Records for processing START

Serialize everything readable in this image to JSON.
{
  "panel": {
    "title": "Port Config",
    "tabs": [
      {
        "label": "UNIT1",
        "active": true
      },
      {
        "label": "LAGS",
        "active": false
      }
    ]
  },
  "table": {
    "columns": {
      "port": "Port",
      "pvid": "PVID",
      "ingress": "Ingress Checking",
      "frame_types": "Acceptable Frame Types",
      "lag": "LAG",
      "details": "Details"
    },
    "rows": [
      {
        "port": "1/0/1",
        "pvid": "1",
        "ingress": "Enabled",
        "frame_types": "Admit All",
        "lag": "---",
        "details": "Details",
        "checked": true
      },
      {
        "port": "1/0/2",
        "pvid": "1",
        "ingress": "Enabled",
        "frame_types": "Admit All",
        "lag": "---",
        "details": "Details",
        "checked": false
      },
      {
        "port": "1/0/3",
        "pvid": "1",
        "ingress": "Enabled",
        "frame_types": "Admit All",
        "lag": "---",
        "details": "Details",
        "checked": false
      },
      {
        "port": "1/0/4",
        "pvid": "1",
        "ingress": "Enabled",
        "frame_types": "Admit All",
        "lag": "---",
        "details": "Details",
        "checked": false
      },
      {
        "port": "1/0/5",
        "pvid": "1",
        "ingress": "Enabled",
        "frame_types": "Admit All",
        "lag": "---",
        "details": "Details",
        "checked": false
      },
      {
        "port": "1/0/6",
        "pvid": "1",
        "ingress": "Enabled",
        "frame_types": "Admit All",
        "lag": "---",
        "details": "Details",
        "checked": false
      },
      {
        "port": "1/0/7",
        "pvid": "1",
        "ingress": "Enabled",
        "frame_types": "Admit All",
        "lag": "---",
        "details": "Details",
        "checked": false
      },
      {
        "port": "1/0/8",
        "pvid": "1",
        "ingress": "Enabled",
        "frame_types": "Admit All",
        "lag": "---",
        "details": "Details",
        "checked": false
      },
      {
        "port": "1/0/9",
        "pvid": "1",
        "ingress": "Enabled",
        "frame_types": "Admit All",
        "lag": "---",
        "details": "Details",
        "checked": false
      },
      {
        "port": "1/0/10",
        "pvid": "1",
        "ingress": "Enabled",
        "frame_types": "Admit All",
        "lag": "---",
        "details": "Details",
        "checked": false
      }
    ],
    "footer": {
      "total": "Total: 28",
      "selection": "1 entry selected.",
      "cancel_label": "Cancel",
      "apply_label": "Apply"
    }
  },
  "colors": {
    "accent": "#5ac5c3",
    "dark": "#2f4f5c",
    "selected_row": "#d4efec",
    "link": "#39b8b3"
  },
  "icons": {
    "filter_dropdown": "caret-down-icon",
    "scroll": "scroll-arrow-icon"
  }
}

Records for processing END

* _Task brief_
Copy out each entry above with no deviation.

* _Result of the exercise_
Serialize everything readable in this image to JSON.
{
  "panel": {
    "title": "Port Config",
    "tabs": [
      {
        "label": "UNIT1",
        "active": true
      },
      {
        "label": "LAGS",
        "active": false
      }
    ]
  },
  "table": {
    "columns": {
      "port": "Port",
      "pvid": "PVID",
      "ingress": "Ingress Checking",
      "frame_types": "Acceptable Frame Types",
      "lag": "LAG",
      "details": "Details"
    },
    "rows": [
      {
        "port": "1/0/1",
        "pvid": "1",
        "ingress": "Enabled",
        "frame_types": "Admit All",
        "lag": "---",
        "details": "Details",
        "checked": true
      },
      {
        "port": "1/0/2",
        "pvid": "1",
        "ingress": "Enabled",
        "frame_types": "Admit All",
        "lag": "---",
        "details": "Details",
        "checked": false
      },
      {
        "port": "1/0/3",
        "pvid": "1",
        "ingress": "Enabled",
        "frame_types": "Admit All",
        "lag": "---",
        "details": "Details",
        "checked": false
      },
      {
        "port": "1/0/4",
        "pvid": "1",
        "ingress": "Enabled",
        "frame_types": "Admit All",
        "lag": "---",
        "details": "Details",
        "checked": false
      },
      {
        "port": "1/0/5",
        "pvid": "1",
        "ingress": "Enabled",
        "frame_types": "Admit All",
        "lag": "---",
        "details": "Details",
        "checked": false
      },
      {
        "port": "1/0/6",
        "pvid": "1",
        "ingress": "Enabled",
        "frame_types": "Admit All",
        "lag": "---",
        "details": "Details",
        "checked": false
      },
      {
        "port": "1/0/7",
        "pvid": "1",
        "ingress": "Enabled",
        "frame_types": "Admit All",
        "lag": "---",
        "details": "Details",
        "checked": false
      },
      {
        "port": "1/0/8",
        "pvid": "1",
        "ingress": "Enabled",
        "frame_types": "Admit All",
        "lag": "---",
        "details": "Details",
        "checked": false
      },
      {
        "port": "1/0/9",
        "pvid": "1",
        "ingress": "Enabled",
        "frame_types": "Admit All",
        "lag": "---",
        "details": "Details",
        "checked": false
      },
      {
        "port": "1/0/10",
        "pvid": "1",
        "ingress": "Enabled",
        "frame_types": "Admit All",
        "lag": "---",
        "details": "Details",
        "checked": false
      }
    ],
    "footer": {
      "total": "Total: 28",
      "selection": "1 entry selected.",
      "cancel_label": "Cancel",
      "apply_label": "Apply"
    }
  },
  "colors": {
    "accent": "#5ac5c3",
    "dark": "#2f4f5c",
    "selected_row": "#d4efec",
    "link": "#39b8b3"
  },
  "icons": {
    "filter_dropdown": "caret-down-icon",
    "scroll": "scroll-arrow-icon"
  }
}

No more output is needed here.